'They're Jamming Everything': Putin's Electronic Warfare Turns Tide of War

As Russian forces push for territorial gains in eastern Ukraine, they're turning to a military capability they've largely forgone during the war but is expected to give them an edge: electronic warfare.

After earlier failing to topple Ukraine's government, Russia's military has focused its offensive on the country's eastern Donbas region, which is home to a large population of Russian speakers. New reporting shows Russian forces are increasingly intercepting the Ukrainian military's communications while jamming navigation and guidance systems.

"They are jamming everything their systems can reach," an official with the Aerorozvidka, a Ukrainian agency that develops unmanned aerial vehicles and other military capabilities, told the Associated Press in a report published Friday. "We can't say they dominate, but they hinder us greatly."

Russia has jammed GPS receivers on drones used by Ukrainian forces used to locate and fire artillery at enemy targets, according to the report.

Christian Brose, a former aide to Senator John McCain and author of The Kill Chain, recalled a story from a Ukrainian officer who said Russians killed a commander after tricking him into returning a wireless call from his mother, according to the report.

An Armored Vehicle Towed in Donbas
In a strategic shift, Russian forces have begun heavy reliance on electronic warfare in their push into Ukraine's eastern Donbas region, according to reports. Above, an armored vehicle is towed on a highway near the city of Soledar in Donbas on Friday, the 100th day of the Russian invasion of Ukraine.
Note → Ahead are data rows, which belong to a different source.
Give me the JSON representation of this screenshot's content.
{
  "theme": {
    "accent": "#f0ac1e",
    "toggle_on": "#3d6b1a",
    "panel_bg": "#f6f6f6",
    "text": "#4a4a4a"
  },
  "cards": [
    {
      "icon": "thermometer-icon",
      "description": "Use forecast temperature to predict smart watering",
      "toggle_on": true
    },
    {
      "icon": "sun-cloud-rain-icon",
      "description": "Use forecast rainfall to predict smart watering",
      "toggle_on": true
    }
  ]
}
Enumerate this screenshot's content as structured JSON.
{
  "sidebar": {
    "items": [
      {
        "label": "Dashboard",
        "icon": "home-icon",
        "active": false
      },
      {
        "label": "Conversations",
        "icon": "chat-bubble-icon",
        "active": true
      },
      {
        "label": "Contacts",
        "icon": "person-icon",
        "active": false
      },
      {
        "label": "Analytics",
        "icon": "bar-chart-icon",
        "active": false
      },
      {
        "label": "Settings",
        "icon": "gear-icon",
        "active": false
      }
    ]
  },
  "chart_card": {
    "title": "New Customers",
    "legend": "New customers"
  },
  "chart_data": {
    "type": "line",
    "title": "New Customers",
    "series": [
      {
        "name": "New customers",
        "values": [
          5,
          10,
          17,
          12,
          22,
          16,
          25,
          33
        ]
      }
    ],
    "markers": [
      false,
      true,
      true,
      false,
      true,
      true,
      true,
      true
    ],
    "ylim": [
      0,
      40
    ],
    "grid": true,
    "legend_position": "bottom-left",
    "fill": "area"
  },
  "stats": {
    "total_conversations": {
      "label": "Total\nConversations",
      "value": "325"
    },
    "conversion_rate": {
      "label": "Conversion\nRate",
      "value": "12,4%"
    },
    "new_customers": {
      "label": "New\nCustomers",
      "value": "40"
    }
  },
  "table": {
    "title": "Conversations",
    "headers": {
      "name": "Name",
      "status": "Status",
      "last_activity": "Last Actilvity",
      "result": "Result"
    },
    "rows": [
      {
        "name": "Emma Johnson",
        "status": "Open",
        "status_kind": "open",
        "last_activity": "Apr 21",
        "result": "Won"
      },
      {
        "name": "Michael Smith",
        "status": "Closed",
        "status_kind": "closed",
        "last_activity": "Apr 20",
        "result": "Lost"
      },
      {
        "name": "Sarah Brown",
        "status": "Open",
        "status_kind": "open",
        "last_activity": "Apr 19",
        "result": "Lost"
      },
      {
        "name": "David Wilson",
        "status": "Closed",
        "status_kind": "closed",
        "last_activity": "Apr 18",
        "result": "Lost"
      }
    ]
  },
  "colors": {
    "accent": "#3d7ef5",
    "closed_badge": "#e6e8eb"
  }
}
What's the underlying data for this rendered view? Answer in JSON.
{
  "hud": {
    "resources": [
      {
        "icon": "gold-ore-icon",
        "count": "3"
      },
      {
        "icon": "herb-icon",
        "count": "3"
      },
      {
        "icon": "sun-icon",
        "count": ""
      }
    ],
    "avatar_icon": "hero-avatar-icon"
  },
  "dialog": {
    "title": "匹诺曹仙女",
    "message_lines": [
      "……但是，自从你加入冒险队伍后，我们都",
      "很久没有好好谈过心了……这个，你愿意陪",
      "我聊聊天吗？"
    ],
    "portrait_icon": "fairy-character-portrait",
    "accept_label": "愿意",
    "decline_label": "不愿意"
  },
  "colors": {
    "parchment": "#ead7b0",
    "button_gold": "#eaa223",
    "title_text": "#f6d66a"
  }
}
ARIS MESSINIS/Getty Images

After failing to take Ukraine's capital city of Kyiv early in the conflict, Russia's redeployed forces in the eastern Donbas region appear to be making territorial gains and be poised to drive Ukrainian forces from Severodonetsk.

Donetsk Governor Pavlo Kyrylenko told Newsweek last month that a victory in the region is central to the propaganda campaign of Russian President Vladimir Putin.

A Congressional Research Service report published in April says that "the Russian military appeared not to use many of the systems and capabilities it had amassed prior to the invasion."

"We have not seen what we believe the full scope of their electronic warfare capabilities brought to bear," a senior Pentagon official said during a March briefing.

U.S. allies earlier sounded alarms about Russia's electronic warfare capabilities. A report from an Estonian think tank concluded that Russia's technology will "pose a serious challenge to the proper planning and execution of NATO's defence of the Baltic states."

Another report by Janes defense think tank found that Ukraine has developed its electronic warfare systems following Russia's annexation of Crimea in 2014.

As Russia has launched its offensive in Donbas, the think tank reported in April that the Russian military was increasing its use of electronic warfare, along with more unmanned aerial vehicles and heightened coordination of artillery with maneuver units.

Russia may have held back on its use of electronic warfare out of concerns that poorly trained technicians may not use it correctly, reported the Associated Press.

"What we're learning now is that the Russians eventually turned it off because it was interfering with their own communications so much," retired Lieutenant General Ben Hodges, a former U.S. Army commander for Europe, told the Associated Press.

Newsweek has reached out to the Russian government for comment.